President Nixon opened China, President Clinton delivered welfare reform, and it may take a Democratic presidential candidate to buck that party’s history and pave the way for widespread parental choice in education. But if parents are hoping for such a conversion during the 2008 presidential campaign, they shouldn’t get their hopes up.
The leading Democratic candidates recently made a pilgrimage to the National Education Association’s annual convention, where each delivered remarks geared to win favor with the powerful union and its 3.2 million members.
All of the candidates stayed on script, highlighting their commitment to public education and strong opposition to school choice. Former Senator John Edwards told the teachers that “your agenda is basically my agenda” and “we should not drain money away from public schools through vouchers.” Not to be outdone, New Mexico Governor Bill Richardson proclaimed his strong opposition to school choice: “Let me tell you right now, vouchers are not the answer! I’ve never supported vouchers and I will not support vouchers in the future!”
Some had hoped that Illinois Senator Barak Obama might embrace school vouchers as part of his sometimes centrist-leaning campaign. Last year, he cosponsored legislation with Senator Jim DeMint to give disadvantaged high school students scholarships for post-secondary education, a modest form of school choice. But hopes that Senator Obama would go further were doused at the NEA convention when he told the delegates he was “committed to fixing our public schools instead of abandoning them and passing out vouchers.”
And no one was surprised by the comments from Senator Hillary Clinton, long a critic of school choice. Last year, she argued that school vouchers would lead to some children attending “the school of the White Supremacist” or the “school of the Jihad.” This year, she promised the NEA delegates that she would fight vouchers “with every breath in my body.”
On other issues — like higher education, housing subsidies, and food stamps — Democrats support and push for increased funding for vouchers that deliver public subsidies directly to the individual, but when it comes to K-12 education, vouchers are usually off limits.
One reason is the party’s relationship with powerful special interest groups like the National Education Association, whose members are among its most loyal contributors and volunteers.
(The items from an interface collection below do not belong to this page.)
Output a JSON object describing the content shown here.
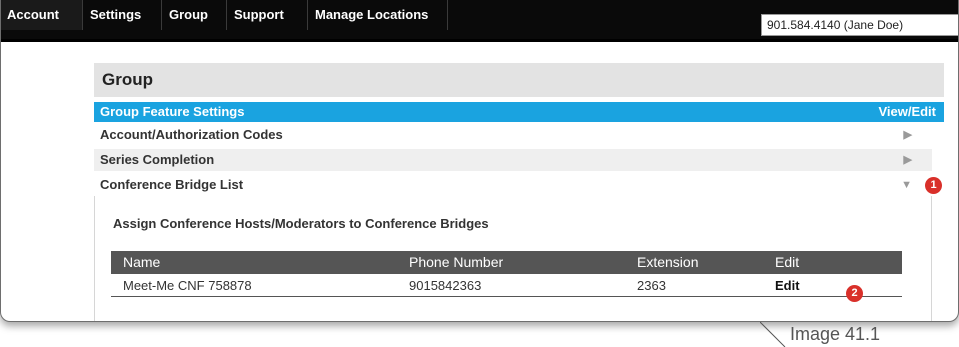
{
  "nav": {
    "items": [
      {
        "label": "Account"
      },
      {
        "label": "Settings"
      },
      {
        "label": "Group"
      },
      {
        "label": "Support"
      },
      {
        "label": "Manage Locations"
      }
    ],
    "user_selector": "901.584.4140 (Jane Doe)"
  },
  "panel": {
    "title": "Group",
    "feature_bar": {
      "label": "Group Feature Settings",
      "action": "View/Edit"
    },
    "rows": [
      {
        "label": "Account/Authorization Codes",
        "arrow": "collapsed"
      },
      {
        "label": "Series Completion",
        "arrow": "collapsed"
      },
      {
        "label": "Conference Bridge List",
        "arrow": "expanded"
      }
    ],
    "badges": [
      "1",
      "2"
    ],
    "conference": {
      "title": "Assign Conference Hosts/Moderators to Conference Bridges",
      "columns": [
        "Name",
        "Phone Number",
        "Extension",
        "Edit"
      ],
      "rows": [
        {
          "name": "Meet-Me CNF 758878",
          "phone": "9015842363",
          "extension": "2363",
          "edit": "Edit"
        }
      ]
    }
  },
  "caption": "Image 41.1",
  "colors": {
    "accent": "#1aa3e0",
    "badge": "#d9302a",
    "table_header": "#555555"
  }
}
Congressional Quarterly reports that 93 percent of the NEA’s PAC contributions have gone to Democrats since 1980.
But a new organization, Democrats for Education Reform (DFER), was recently launched in hopes of transforming the party’s hostility to reforms like school choice. The group’s founders include a former D.C. city council member who supported school vouchers and a former Teach for America employee. “There are millions of kids out there who are being failed by the system, and our party is looking the other way,” explained one of the founders to Philanthropy Magazine. “It’s morally bankrupt and politically suicidal, and you can quote me on that.”
The group has avoided taking a position on school vouchers, but its Executive Director, Joe Williams, has previously written about of the need for greater parental empowerment, highlighting the success of Milwaukee’s school voucher program in his book Cheating Our Kids: How Politics and Greed Ruin Education.
DFER is currently focusing on specific reform initiatives in New Jersey and New York, and success is not out of the question. Unlike their party’s presidential contenders, Democrats at the state and local level are embracing school choice in increasing numbers.
But the group hopes to influence the national debate in the future. If it succeeds in persuading more Democrats to reject the teachers unions’ anti-school choice orthodoxy, parental choice initiatives could proliferate across the country.
One day, Americans might even see a leading Democrat presidential candidate champion the need for widespread school choice to give all families the opportunity to choose a quality school for their children. Unfortunately, it doesn’t look like 2008 will be the year.